- The advantage of Abilify over placebo was small
- There was no advantage on the patient-rated measure
- Due to the notable side effect profile of Abilify, clinical raters could likely distinguish patients who were taking Abilify from those who were taking placebo, which could have biased their ratings. Thus, he questions if the study was truly double-blind.
- The authors did not report whether the occurrence of several side effects were more common on Abilify than placebo. Dr. Carroll calculated that akathisia, fatigue, restlessness, and insomnia were all significantly more common on Abilify and wondered why the authors did not include such data in their report.
- The authors did not note the relationship between akathisia (severe restlessness/tension) and suicide, which is concerning given that Abilify produces akathisia in droves.
Adverse Events: As for not reporting adverse events, well, there's a perfectly good explanation hidden somewhere in here...
...we have clearly reported rates of spontaneously reported treatment-emergent events that occurred at a rate of 5% or greater in any treatment group. As this study is not designed to collect adverse events in a systematic manner, statistical comparison between treatment groups is not appropriate.So let me get this straight. They discussed "spontaneously reported" events, which would refer to the events reported by the patients without much questioning. Everyone knows that spontaneous reports are a joke because most side effects are not spontaneously reported. Based on spontaneous report, the rate of sexual side effects in SSRI's is quite low. But when you bother to ask people taking SSRIs questions about their sexual functioning, the rates of sexual problems increase drastically. So when Dr. Berman goes on to write that no suicide-related adverse events were reported in the study, keep in mind that the study investigators were not asking about such events. So it may be more accurate to say that nobody committed suicide during the study, but nobody was tracking suicidal ideation unless patients reported such problems themselves. Yes, suicidal ideation was covered a little bit by measures used in the study, but a more systematic assessment would have been helpful. To give the authors credit, at least they did include a couple measures of extrpyramidal symptoms, from which we gathered that akathisia happened in 25% of patients. Yikes.

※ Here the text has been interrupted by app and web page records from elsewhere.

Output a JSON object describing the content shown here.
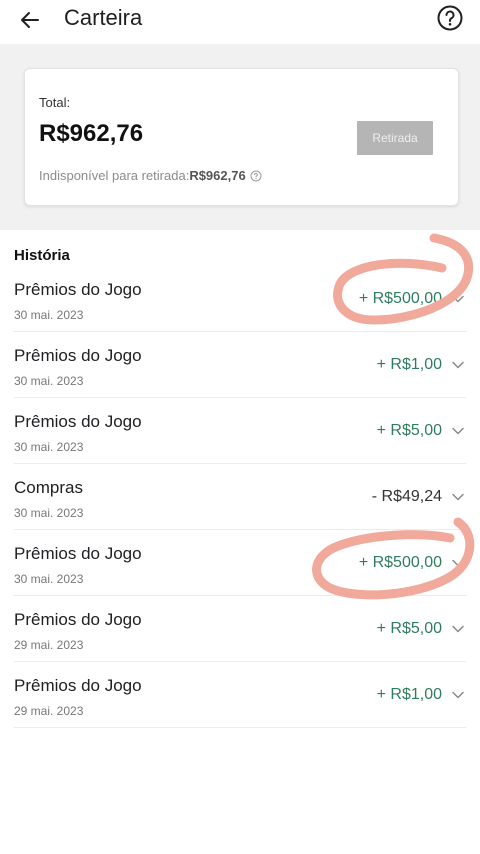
{
  "header": {
    "title": "Carteira",
    "back_icon": "arrow-left-icon",
    "help_icon": "question-circle-icon"
  },
  "wallet": {
    "total_label": "Total:",
    "total_value": "R$962,76",
    "withdraw_label": "Retirada",
    "unavailable_label": "Indisponível para retirada:",
    "unavailable_value": "R$962,76"
  },
  "history": {
    "title": "História",
    "items": [
      {
        "title": "Prêmios do Jogo",
        "date": "30 mai. 2023",
        "amount": "+ R$500,00",
        "positive": true
      },
      {
        "title": "Prêmios do Jogo",
        "date": "30 mai. 2023",
        "amount": "+ R$1,00",
        "positive": true
      },
      {
        "title": "Prêmios do Jogo",
        "date": "30 mai. 2023",
        "amount": "+ R$5,00",
        "positive": true
      },
      {
        "title": "Compras",
        "date": "30 mai. 2023",
        "amount": "- R$49,24",
        "positive": false
      },
      {
        "title": "Prêmios do Jogo",
        "date": "30 mai. 2023",
        "amount": "+ R$500,00",
        "positive": true
      },
      {
        "title": "Prêmios do Jogo",
        "date": "29 mai. 2023",
        "amount": "+ R$5,00",
        "positive": true
      },
      {
        "title": "Prêmios do Jogo",
        "date": "29 mai. 2023",
        "amount": "+ R$1,00",
        "positive": true
      }
    ]
  },
  "colors": {
    "positive": "#2f7d5e",
    "negative": "#333333",
    "annotation": "#f0a99a",
    "button_disabled": "#b5b5b5"
  }
}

Saying that the study was not designed to collect adverse event data in a systematic manner is frightening. If adverse event collection was not systematic, then the authors writing in the study report that "adverse events were generally mild to moderate" is meaningless. You can't say that adverse event data were not collected in any sort of systematic manner then also say that the study is "safe," as the authors claim in their paper. This is the definition of duplicitous. In any case, the authors should have reported that several adverse events were significantly more likely to occur on Abilify than placebo rather than making the ridiculous claim that comparing adverse event rates between treatment and placebo is not appropriate.
Dr. Berman does not address the less than 3-point benefit for Abilify over placebo. There is also no real explanation to address the concerns of Dr. Tsai and myself, who noted that the study design was biased in favor of Abilify.
Kudos to Dr. Caroll and Dr. Tsai for taking the time to write excellent letters which addressed quite problematic issues in this study. Every time I see a commercial pimping Abilify for depression, I cringe. It's good to know that some people in the medical community are seeing through the weak research that "supports" the use of Abilify as an antidepressant.
Citation for the offending study below:
Ronald N Marcus et al. (2008). The Efficacy and Safety of Aripiprazole as Adjunctive Therapy in Major Depressive Disorder Journal of Clinical Psychoopharmacology, 28 (2), 156-165